Task description: Within the records below, repeat each line exactly but keep every picture out of the copy.

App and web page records
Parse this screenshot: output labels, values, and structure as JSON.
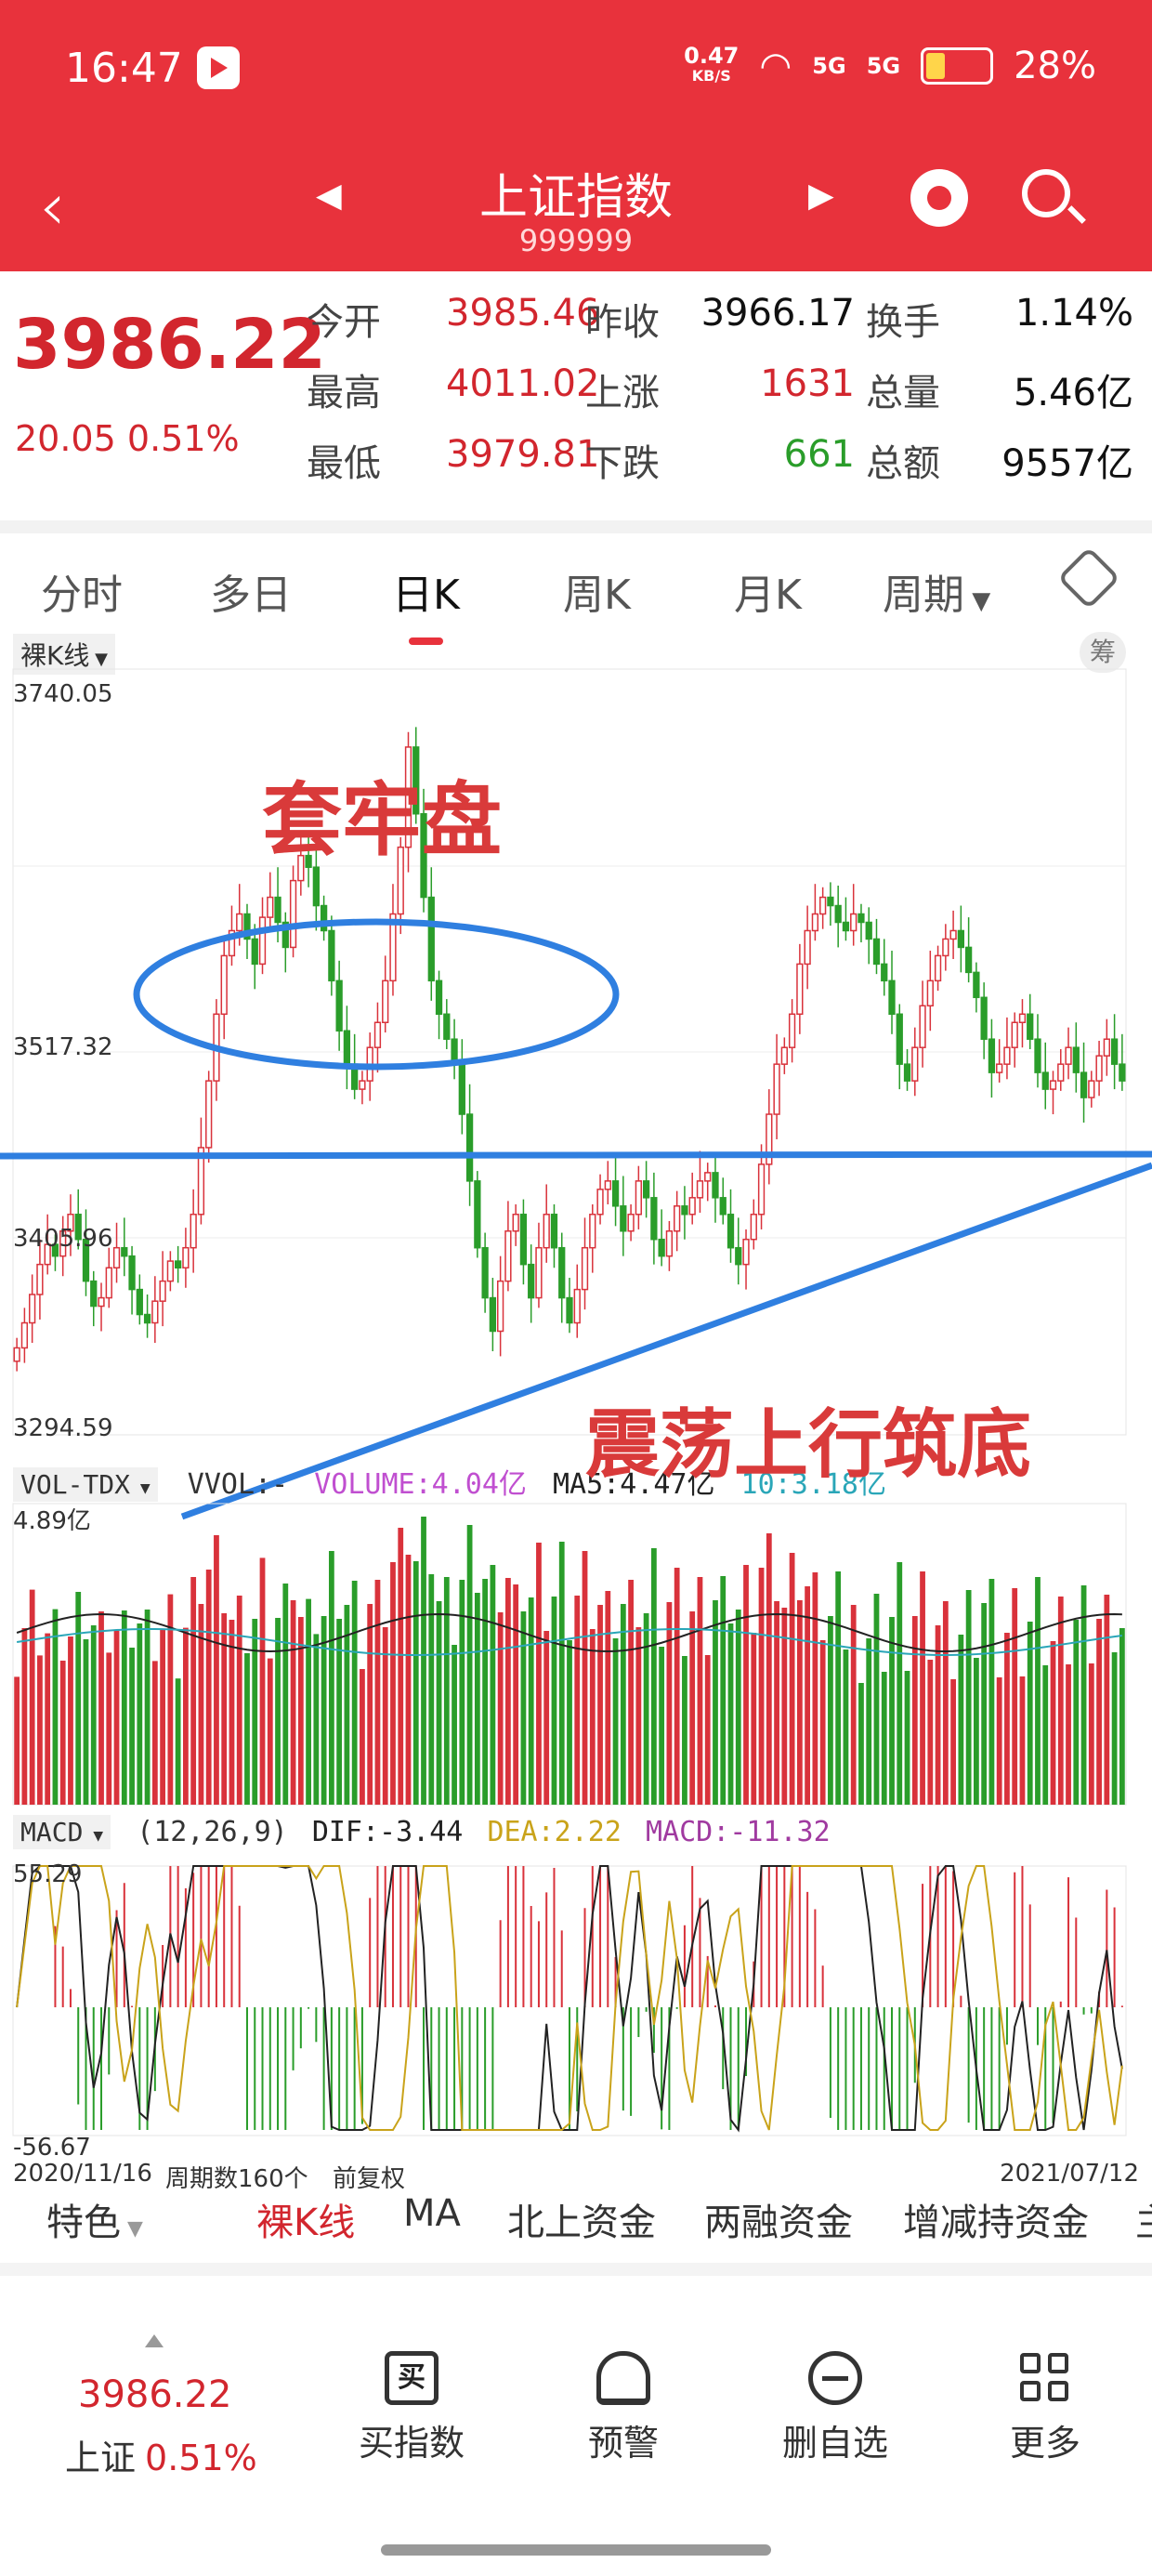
{
  "status_bar": {
    "time": "16:47",
    "net_speed": "0.47",
    "net_unit": "KB/S",
    "signal1": "5G",
    "signal2": "5G",
    "battery": "28%"
  },
  "header": {
    "title": "上证指数",
    "code": "999999"
  },
  "quote": {
    "price": "3986.22",
    "change": "20.05",
    "change_pct": "0.51%",
    "rows": [
      {
        "l1": "今开",
        "v1": "3985.46",
        "l2": "昨收",
        "v2": "3966.17",
        "l3": "换手",
        "v3": "1.14%"
      },
      {
        "l1": "最高",
        "v1": "4011.02",
        "l2": "上涨",
        "v2": "1631",
        "l3": "总量",
        "v3": "5.46亿"
      },
      {
        "l1": "最低",
        "v1": "3979.81",
        "l2": "下跌",
        "v2": "661",
        "l3": "总额",
        "v3": "9557亿"
      }
    ]
  },
  "period_tabs": [
    "分时",
    "多日",
    "日K",
    "周K",
    "月K",
    "周期"
  ],
  "active_period_tab": "日K",
  "chart": {
    "kline_mode": "裸K线",
    "chip_label": "筹",
    "price_ticks": [
      "3740.05",
      "3517.32",
      "3405.96",
      "3294.59"
    ],
    "vol_indicator": "VOL-TDX",
    "vol_legend": {
      "vvol": "VVOL:-",
      "volume": "VOLUME:4.04亿",
      "ma5": "MA5:4.47亿",
      "ma10": "10:3.18亿"
    },
    "vol_max": "4.89亿",
    "macd_indicator": "MACD",
    "macd_legend": {
      "params": "(12,26,9)",
      "dif": "DIF:-3.44",
      "dea": "DEA:2.22",
      "macd": "MACD:-11.32"
    },
    "macd_max": "55.29",
    "macd_min": "-56.67",
    "date_start": "2020/11/16",
    "period_count": "周期数160个",
    "adjust": "前复权",
    "date_end": "2021/07/12",
    "annotation_top": "套牢盘",
    "annotation_bottom": "震荡上行筑底",
    "colors": {
      "up": "#d9323b",
      "down": "#2a9d2a",
      "annot_line": "#2f7fe0",
      "ma5": "#222222",
      "ma10": "#2aa6b8",
      "dea": "#c9a31a",
      "macd_text": "#a03aa0"
    }
  },
  "chart_data": {
    "type": "candlestick",
    "ylim": [
      3294.59,
      3740.05
    ],
    "x_start": "2020/11/16",
    "x_end": "2021/07/12",
    "count": 160,
    "close": [
      3340,
      3355,
      3372,
      3390,
      3402,
      3395,
      3410,
      3420,
      3405,
      3380,
      3365,
      3370,
      3388,
      3400,
      3395,
      3375,
      3360,
      3355,
      3368,
      3380,
      3392,
      3388,
      3400,
      3420,
      3460,
      3500,
      3540,
      3575,
      3590,
      3600,
      3585,
      3570,
      3598,
      3610,
      3595,
      3580,
      3620,
      3635,
      3628,
      3605,
      3590,
      3560,
      3530,
      3510,
      3495,
      3500,
      3520,
      3535,
      3560,
      3600,
      3640,
      3700,
      3660,
      3610,
      3560,
      3540,
      3525,
      3510,
      3480,
      3440,
      3400,
      3370,
      3350,
      3380,
      3410,
      3420,
      3390,
      3370,
      3400,
      3420,
      3400,
      3370,
      3355,
      3375,
      3400,
      3420,
      3435,
      3440,
      3425,
      3410,
      3420,
      3440,
      3430,
      3405,
      3395,
      3410,
      3425,
      3420,
      3430,
      3440,
      3445,
      3430,
      3420,
      3400,
      3390,
      3405,
      3420,
      3450,
      3480,
      3510,
      3520,
      3540,
      3570,
      3590,
      3600,
      3610,
      3605,
      3595,
      3590,
      3600,
      3595,
      3585,
      3570,
      3560,
      3540,
      3510,
      3500,
      3520,
      3545,
      3560,
      3575,
      3585,
      3590,
      3580,
      3565,
      3550,
      3525,
      3505,
      3510,
      3520,
      3535,
      3540,
      3525,
      3505,
      3495,
      3500,
      3510,
      3520,
      3505,
      3490,
      3500,
      3515,
      3525,
      3510,
      3500
    ],
    "volume_max": "4.89亿",
    "macd_range": [
      -56.67,
      55.29
    ]
  },
  "sub_tabs": [
    "特色",
    "裸K线",
    "MA",
    "北上资金",
    "两融资金",
    "增减持资金",
    "主"
  ],
  "active_sub_tab": "裸K线",
  "bottom_bar": {
    "price": "3986.22",
    "name": "上证",
    "pct": "0.51%",
    "buttons": [
      {
        "icon": "买",
        "label": "买指数"
      },
      {
        "icon": "",
        "label": "预警"
      },
      {
        "icon": "",
        "label": "删自选"
      },
      {
        "icon": "",
        "label": "更多"
      }
    ]
  }
}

Result for this task:
Parse this screenshot: output labels, values, and structure as JSON.
{
  "status_bar": {
    "time": "16:47",
    "net_speed": "0.47",
    "net_unit": "KB/S",
    "signal1": "5G",
    "signal2": "5G",
    "battery": "28%"
  },
  "header": {
    "title": "上证指数",
    "code": "999999"
  },
  "quote": {
    "price": "3986.22",
    "change": "20.05",
    "change_pct": "0.51%",
    "rows": [
      {
        "l1": "今开",
        "v1": "3985.46",
        "l2": "昨收",
        "v2": "3966.17",
        "l3": "换手",
        "v3": "1.14%"
      },
      {
        "l1": "最高",
        "v1": "4011.02",
        "l2": "上涨",
        "v2": "1631",
        "l3": "总量",
        "v3": "5.46亿"
      },
      {
        "l1": "最低",
        "v1": "3979.81",
        "l2": "下跌",
        "v2": "661",
        "l3": "总额",
        "v3": "9557亿"
      }
    ]
  },
  "period_tabs": [
    "分时",
    "多日",
    "日K",
    "周K",
    "月K",
    "周期"
  ],
  "active_period_tab": "日K",
  "chart": {
    "kline_mode": "裸K线",
    "chip_label": "筹",
    "price_ticks": [
      "3740.05",
      "3517.32",
      "3405.96",
      "3294.59"
    ],
    "vol_indicator": "VOL-TDX",
    "vol_legend": {
      "vvol": "VVOL:-",
      "volume": "VOLUME:4.04亿",
      "ma5": "MA5:4.47亿",
      "ma10": "10:3.18亿"
    },
    "vol_max": "4.89亿",
    "macd_indicator": "MACD",
    "macd_legend": {
      "params": "(12,26,9)",
      "dif": "DIF:-3.44",
      "dea": "DEA:2.22",
      "macd": "MACD:-11.32"
    },
    "macd_max": "55.29",
    "macd_min": "-56.67",
    "date_start": "2020/11/16",
    "period_count": "周期数160个",
    "adjust": "前复权",
    "date_end": "2021/07/12",
    "annotation_top": "套牢盘",
    "annotation_bottom": "震荡上行筑底",
    "colors": {
      "up": "#d9323b",
      "down": "#2a9d2a",
      "annot_line": "#2f7fe0",
      "ma5": "#222222",
      "ma10": "#2aa6b8",
      "dea": "#c9a31a",
      "macd_text": "#a03aa0"
    }
  },
  "chart_data": {
    "type": "candlestick",
    "ylim": [
      3294.59,
      3740.05
    ],
    "x_start": "2020/11/16",
    "x_end": "2021/07/12",
    "count": 160,
    "close": [
      3340,
      3355,
      3372,
      3390,
      3402,
      3395,
      3410,
      3420,
      3405,
      3380,
      3365,
      3370,
      3388,
      3400,
      3395,
      3375,
      3360,
      3355,
      3368,
      3380,
      3392,
      3388,
      3400,
      3420,
      3460,
      3500,
      3540,
      3575,
      3590,
      3600,
      3585,
      3570,
      3598,
      3610,
      3595,
      3580,
      3620,
      3635,
      3628,
      3605,
      3590,
      3560,
      3530,
      3510,
      3495,
      3500,
      3520,
      3535,
      3560,
      3600,
      3640,
      3700,
      3660,
      3610,
      3560,
      3540,
      3525,
      3510,
      3480,
      3440,
      3400,
      3370,
      3350,
      3380,
      3410,
      3420,
      3390,
      3370,
      3400,
      3420,
      3400,
      3370,
      3355,
      3375,
      3400,
      3420,
      3435,
      3440,
      3425,
      3410,
      3420,
      3440,
      3430,
      3405,
      3395,
      3410,
      3425,
      3420,
      3430,
      3440,
      3445,
      3430,
      3420,
      3400,
      3390,
      3405,
      3420,
      3450,
      3480,
      3510,
      3520,
      3540,
      3570,
      3590,
      3600,
      3610,
      3605,
      3595,
      3590,
      3600,
      3595,
      3585,
      3570,
      3560,
      3540,
      3510,
      3500,
      3520,
      3545,
      3560,
      3575,
      3585,
      3590,
      3580,
      3565,
      3550,
      3525,
      3505,
      3510,
      3520,
      3535,
      3540,
      3525,
      3505,
      3495,
      3500,
      3510,
      3520,
      3505,
      3490,
      3500,
      3515,
      3525,
      3510,
      3500
    ],
    "volume_max": "4.89亿",
    "macd_range": [
      -56.67,
      55.29
    ]
  },
  "sub_tabs": [
    "特色",
    "裸K线",
    "MA",
    "北上资金",
    "两融资金",
    "增减持资金",
    "主"
  ],
  "active_sub_tab": "裸K线",
  "bottom_bar": {
    "price": "3986.22",
    "name": "上证",
    "pct": "0.51%",
    "buttons": [
      {
        "icon": "买",
        "label": "买指数"
      },
      {
        "icon": "",
        "label": "预警"
      },
      {
        "icon": "",
        "label": "删自选"
      },
      {
        "icon": "",
        "label": "更多"
      }
    ]
  }
}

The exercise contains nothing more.